**Given information:**
——————
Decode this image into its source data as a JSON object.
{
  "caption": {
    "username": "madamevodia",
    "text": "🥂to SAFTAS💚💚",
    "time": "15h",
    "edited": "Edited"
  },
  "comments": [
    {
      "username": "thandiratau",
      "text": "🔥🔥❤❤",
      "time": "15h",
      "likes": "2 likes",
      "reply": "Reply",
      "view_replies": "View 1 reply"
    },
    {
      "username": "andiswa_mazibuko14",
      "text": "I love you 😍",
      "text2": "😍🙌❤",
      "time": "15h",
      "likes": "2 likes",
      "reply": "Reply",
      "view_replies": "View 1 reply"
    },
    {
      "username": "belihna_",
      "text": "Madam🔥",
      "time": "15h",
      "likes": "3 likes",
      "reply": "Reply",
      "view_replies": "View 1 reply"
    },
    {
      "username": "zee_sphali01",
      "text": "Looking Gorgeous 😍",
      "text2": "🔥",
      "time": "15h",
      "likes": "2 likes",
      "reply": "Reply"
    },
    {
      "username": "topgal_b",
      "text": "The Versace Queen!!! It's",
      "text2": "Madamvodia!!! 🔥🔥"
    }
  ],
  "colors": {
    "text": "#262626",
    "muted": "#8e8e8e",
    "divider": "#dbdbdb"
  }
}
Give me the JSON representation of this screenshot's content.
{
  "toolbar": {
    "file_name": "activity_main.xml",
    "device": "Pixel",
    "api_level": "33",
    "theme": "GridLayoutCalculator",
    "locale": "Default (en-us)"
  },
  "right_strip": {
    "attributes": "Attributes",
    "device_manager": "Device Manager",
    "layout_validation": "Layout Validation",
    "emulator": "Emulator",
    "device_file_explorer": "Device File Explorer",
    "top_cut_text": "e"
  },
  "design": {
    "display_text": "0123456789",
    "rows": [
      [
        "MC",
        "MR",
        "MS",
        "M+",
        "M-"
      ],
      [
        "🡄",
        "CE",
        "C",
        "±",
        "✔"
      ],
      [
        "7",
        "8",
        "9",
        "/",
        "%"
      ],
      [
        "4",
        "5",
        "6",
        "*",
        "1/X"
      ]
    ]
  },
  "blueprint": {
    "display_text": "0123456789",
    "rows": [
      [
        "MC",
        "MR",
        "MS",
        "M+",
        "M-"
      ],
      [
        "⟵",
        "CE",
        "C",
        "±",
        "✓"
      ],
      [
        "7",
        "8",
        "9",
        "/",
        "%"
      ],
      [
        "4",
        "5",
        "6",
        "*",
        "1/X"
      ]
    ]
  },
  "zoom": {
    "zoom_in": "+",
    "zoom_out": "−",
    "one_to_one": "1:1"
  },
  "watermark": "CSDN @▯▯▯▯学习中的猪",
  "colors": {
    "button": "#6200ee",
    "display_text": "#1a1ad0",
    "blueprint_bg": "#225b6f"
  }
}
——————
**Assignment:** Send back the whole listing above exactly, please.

**Finished exercise:**
Decode this image into its source data as a JSON object.
{
  "caption": {
    "username": "madamevodia",
    "text": "🥂to SAFTAS💚💚",
    "time": "15h",
    "edited": "Edited"
  },
  "comments": [
    {
      "username": "thandiratau",
      "text": "🔥🔥❤❤",
      "time": "15h",
      "likes": "2 likes",
      "reply": "Reply",
      "view_replies": "View 1 reply"
    },
    {
      "username": "andiswa_mazibuko14",
      "text": "I love you 😍",
      "text2": "😍🙌❤",
      "time": "15h",
      "likes": "2 likes",
      "reply": "Reply",
      "view_replies": "View 1 reply"
    },
    {
      "username": "belihna_",
      "text": "Madam🔥",
      "time": "15h",
      "likes": "3 likes",
      "reply": "Reply",
      "view_replies": "View 1 reply"
    },
    {
      "username": "zee_sphali01",
      "text": "Looking Gorgeous 😍",
      "text2": "🔥",
      "time": "15h",
      "likes": "2 likes",
      "reply": "Reply"
    },
    {
      "username": "topgal_b",
      "text": "The Versace Queen!!! It's",
      "text2": "Madamvodia!!! 🔥🔥"
    }
  ],
  "colors": {
    "text": "#262626",
    "muted": "#8e8e8e",
    "divider": "#dbdbdb"
  }
}
Give me the JSON representation of this screenshot's content.
{
  "toolbar": {
    "file_name": "activity_main.xml",
    "device": "Pixel",
    "api_level": "33",
    "theme": "GridLayoutCalculator",
    "locale": "Default (en-us)"
  },
  "right_strip": {
    "attributes": "Attributes",
    "device_manager": "Device Manager",
    "layout_validation": "Layout Validation",
    "emulator": "Emulator",
    "device_file_explorer": "Device File Explorer",
    "top_cut_text": "e"
  },
  "design": {
    "display_text": "0123456789",
    "rows": [
      [
        "MC",
        "MR",
        "MS",
        "M+",
        "M-"
      ],
      [
        "🡄",
        "CE",
        "C",
        "±",
        "✔"
      ],
      [
        "7",
        "8",
        "9",
        "/",
        "%"
      ],
      [
        "4",
        "5",
        "6",
        "*",
        "1/X"
      ]
    ]
  },
  "blueprint": {
    "display_text": "0123456789",
    "rows": [
      [
        "MC",
        "MR",
        "MS",
        "M+",
        "M-"
      ],
      [
        "⟵",
        "CE",
        "C",
        "±",
        "✓"
      ],
      [
        "7",
        "8",
        "9",
        "/",
        "%"
      ],
      [
        "4",
        "5",
        "6",
        "*",
        "1/X"
      ]
    ]
  },
  "zoom": {
    "zoom_in": "+",
    "zoom_out": "−",
    "one_to_one": "1:1"
  },
  "watermark": "CSDN @▯▯▯▯学习中的猪",
  "colors": {
    "button": "#6200ee",
    "display_text": "#1a1ad0",
    "blueprint_bg": "#225b6f"
  }
}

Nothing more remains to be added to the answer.